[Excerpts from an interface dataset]
○ ○ ○ ○ ○

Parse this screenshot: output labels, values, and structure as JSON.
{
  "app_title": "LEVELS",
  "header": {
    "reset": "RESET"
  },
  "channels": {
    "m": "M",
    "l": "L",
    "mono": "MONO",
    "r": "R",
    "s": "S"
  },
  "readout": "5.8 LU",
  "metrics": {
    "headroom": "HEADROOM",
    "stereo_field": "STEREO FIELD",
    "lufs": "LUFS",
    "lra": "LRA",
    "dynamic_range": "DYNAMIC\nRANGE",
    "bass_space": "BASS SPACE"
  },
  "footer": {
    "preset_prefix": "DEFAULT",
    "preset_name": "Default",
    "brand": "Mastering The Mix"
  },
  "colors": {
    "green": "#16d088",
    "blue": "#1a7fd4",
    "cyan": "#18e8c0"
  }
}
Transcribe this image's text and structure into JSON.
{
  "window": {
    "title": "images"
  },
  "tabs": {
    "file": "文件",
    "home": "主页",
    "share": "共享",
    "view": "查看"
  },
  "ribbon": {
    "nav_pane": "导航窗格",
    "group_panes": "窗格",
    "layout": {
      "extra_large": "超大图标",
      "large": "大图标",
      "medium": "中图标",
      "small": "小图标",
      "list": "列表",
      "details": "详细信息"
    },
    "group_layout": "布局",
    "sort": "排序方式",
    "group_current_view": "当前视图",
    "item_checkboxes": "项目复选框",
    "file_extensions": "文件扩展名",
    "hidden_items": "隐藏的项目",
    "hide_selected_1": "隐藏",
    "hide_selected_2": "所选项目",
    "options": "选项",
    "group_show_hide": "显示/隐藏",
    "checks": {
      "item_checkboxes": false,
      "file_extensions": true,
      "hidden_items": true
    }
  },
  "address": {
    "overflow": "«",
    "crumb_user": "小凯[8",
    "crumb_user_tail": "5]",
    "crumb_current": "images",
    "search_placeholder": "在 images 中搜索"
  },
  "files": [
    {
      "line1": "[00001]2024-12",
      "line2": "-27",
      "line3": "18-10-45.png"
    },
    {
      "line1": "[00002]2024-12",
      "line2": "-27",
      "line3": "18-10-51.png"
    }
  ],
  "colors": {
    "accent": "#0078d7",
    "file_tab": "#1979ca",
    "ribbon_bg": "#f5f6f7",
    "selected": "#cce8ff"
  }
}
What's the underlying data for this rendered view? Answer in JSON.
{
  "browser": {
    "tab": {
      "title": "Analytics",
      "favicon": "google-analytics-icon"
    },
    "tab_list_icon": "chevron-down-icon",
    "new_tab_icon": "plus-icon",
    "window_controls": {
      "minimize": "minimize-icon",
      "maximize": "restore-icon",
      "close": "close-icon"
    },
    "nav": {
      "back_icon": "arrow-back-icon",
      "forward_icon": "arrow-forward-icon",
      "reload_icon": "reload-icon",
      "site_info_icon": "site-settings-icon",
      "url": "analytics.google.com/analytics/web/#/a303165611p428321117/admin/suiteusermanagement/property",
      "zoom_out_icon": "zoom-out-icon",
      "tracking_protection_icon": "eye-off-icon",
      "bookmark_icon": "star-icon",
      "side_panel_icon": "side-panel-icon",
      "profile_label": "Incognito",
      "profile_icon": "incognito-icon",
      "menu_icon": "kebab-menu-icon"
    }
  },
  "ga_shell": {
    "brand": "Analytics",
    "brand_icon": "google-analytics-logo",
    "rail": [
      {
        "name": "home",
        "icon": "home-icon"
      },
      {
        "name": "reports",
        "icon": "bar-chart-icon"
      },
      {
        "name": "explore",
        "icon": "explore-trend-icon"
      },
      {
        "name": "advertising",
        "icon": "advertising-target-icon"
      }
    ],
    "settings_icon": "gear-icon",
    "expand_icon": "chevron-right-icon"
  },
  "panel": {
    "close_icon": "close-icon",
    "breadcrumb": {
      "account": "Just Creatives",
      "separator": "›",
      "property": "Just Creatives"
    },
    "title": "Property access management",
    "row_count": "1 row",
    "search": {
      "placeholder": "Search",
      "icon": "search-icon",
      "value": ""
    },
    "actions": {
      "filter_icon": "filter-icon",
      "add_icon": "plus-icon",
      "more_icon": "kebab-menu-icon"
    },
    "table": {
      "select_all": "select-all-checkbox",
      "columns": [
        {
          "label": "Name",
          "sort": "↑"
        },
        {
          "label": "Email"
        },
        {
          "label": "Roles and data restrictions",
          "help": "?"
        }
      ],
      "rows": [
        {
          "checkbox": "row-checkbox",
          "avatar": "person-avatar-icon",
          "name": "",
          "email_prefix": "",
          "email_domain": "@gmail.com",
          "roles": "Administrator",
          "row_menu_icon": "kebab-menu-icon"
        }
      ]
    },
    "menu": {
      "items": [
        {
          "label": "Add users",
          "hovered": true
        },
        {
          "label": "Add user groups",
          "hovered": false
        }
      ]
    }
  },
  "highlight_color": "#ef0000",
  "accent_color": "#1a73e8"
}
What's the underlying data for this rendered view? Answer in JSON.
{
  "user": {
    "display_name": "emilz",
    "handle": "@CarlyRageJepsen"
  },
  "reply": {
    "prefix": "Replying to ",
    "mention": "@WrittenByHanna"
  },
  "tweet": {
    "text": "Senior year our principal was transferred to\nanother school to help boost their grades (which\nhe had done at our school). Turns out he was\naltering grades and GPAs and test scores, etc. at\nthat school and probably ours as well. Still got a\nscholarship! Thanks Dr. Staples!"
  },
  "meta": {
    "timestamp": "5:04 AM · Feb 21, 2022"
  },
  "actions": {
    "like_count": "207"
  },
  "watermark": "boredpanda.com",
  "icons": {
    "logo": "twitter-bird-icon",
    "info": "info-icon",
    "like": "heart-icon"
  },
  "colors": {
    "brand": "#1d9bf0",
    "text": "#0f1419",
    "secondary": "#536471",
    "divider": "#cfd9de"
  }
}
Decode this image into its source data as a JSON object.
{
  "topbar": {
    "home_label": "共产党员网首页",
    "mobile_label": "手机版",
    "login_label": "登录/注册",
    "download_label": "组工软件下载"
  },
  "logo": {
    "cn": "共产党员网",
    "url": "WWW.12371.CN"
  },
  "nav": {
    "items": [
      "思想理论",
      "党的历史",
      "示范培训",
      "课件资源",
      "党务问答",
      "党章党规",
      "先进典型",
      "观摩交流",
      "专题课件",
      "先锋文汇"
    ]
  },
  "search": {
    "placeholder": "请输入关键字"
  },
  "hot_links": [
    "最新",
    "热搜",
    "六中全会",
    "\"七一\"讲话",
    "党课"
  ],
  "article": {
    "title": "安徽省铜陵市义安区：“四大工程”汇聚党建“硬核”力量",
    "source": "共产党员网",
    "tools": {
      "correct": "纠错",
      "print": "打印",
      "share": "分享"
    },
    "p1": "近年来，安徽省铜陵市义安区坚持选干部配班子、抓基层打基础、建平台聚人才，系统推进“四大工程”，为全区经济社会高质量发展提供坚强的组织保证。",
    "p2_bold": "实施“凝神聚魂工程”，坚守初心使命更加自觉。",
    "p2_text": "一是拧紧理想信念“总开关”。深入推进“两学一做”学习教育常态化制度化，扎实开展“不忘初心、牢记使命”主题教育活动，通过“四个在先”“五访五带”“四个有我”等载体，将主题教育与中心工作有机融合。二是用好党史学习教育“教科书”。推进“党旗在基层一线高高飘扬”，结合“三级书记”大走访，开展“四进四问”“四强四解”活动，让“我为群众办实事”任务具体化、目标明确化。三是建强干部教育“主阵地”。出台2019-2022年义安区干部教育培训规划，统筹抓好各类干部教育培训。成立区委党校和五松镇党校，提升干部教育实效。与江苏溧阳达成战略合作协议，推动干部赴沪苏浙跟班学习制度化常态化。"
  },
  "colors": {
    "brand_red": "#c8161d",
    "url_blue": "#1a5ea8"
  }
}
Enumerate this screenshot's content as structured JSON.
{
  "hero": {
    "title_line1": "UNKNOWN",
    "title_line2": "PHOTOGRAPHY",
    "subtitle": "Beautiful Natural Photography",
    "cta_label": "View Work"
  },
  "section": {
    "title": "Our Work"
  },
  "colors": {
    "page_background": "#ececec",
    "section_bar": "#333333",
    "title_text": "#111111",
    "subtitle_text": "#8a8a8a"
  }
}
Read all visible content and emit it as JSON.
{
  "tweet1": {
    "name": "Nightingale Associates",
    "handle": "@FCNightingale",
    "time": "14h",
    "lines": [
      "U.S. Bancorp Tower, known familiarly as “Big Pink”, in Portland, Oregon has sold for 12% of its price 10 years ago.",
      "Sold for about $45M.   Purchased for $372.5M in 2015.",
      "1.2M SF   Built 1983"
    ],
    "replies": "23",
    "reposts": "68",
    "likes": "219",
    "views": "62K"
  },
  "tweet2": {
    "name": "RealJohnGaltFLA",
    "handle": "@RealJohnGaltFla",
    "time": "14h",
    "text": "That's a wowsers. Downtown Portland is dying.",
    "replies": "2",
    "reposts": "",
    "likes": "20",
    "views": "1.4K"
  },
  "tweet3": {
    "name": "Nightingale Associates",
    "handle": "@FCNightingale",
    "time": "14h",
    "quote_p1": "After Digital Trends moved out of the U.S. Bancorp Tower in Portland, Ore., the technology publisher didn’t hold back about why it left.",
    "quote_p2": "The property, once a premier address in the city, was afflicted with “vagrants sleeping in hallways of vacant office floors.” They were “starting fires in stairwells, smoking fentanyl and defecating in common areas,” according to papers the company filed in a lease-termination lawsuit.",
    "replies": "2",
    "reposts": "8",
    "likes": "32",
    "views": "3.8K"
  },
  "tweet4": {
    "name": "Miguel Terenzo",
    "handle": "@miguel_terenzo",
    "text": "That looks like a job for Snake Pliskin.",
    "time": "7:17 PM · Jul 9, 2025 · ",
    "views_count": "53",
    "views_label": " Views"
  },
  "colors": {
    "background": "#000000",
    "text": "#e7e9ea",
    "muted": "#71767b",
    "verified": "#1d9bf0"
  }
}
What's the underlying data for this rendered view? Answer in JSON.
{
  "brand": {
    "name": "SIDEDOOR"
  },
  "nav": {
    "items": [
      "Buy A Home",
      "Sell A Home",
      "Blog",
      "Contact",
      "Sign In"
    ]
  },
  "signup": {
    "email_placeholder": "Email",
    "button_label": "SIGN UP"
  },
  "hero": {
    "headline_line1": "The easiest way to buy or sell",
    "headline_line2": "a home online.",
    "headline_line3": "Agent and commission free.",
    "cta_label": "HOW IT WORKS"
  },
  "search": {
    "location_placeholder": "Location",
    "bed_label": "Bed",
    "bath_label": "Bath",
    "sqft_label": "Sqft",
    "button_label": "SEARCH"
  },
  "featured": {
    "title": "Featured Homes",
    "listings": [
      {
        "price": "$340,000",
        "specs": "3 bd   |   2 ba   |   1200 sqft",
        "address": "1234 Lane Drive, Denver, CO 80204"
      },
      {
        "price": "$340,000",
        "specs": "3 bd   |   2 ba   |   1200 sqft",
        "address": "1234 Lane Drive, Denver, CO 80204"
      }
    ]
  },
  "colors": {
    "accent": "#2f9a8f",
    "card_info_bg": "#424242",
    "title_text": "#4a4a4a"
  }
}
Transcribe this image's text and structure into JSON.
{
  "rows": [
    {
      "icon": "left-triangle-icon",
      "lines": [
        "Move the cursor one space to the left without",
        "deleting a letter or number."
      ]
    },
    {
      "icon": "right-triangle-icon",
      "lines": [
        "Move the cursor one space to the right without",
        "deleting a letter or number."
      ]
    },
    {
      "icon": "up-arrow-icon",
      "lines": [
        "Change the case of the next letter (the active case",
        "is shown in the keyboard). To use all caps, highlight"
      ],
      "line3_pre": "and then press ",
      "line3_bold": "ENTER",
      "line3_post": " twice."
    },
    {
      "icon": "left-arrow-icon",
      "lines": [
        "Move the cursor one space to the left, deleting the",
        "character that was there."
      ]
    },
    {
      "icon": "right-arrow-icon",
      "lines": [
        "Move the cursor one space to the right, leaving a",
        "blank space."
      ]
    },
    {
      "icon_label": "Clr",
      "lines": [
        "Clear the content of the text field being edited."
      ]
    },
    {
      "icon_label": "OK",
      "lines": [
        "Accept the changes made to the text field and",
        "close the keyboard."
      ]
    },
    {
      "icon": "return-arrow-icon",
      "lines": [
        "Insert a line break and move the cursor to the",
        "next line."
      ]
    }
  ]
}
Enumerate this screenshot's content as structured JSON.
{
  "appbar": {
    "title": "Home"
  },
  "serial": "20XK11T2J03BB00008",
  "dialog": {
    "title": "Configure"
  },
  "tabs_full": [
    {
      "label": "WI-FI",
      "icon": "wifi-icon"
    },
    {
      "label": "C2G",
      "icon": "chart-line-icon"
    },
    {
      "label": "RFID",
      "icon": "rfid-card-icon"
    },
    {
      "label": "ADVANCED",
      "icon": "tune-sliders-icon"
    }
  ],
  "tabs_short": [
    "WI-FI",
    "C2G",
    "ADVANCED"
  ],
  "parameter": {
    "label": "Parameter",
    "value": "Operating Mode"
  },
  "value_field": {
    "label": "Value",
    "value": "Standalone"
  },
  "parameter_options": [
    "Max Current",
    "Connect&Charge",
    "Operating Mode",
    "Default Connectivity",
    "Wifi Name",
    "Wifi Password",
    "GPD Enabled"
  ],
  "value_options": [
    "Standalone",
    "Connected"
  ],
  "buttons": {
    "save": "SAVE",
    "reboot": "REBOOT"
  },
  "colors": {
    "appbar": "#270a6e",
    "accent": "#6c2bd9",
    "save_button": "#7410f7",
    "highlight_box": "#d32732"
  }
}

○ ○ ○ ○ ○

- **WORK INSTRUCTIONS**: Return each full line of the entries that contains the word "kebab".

- **RESULT FOR THIS EXERCISE**:
      "menu_icon": "kebab-menu-icon"
      "more_icon": "kebab-menu-icon"
          "row_menu_icon": "kebab-menu-icon"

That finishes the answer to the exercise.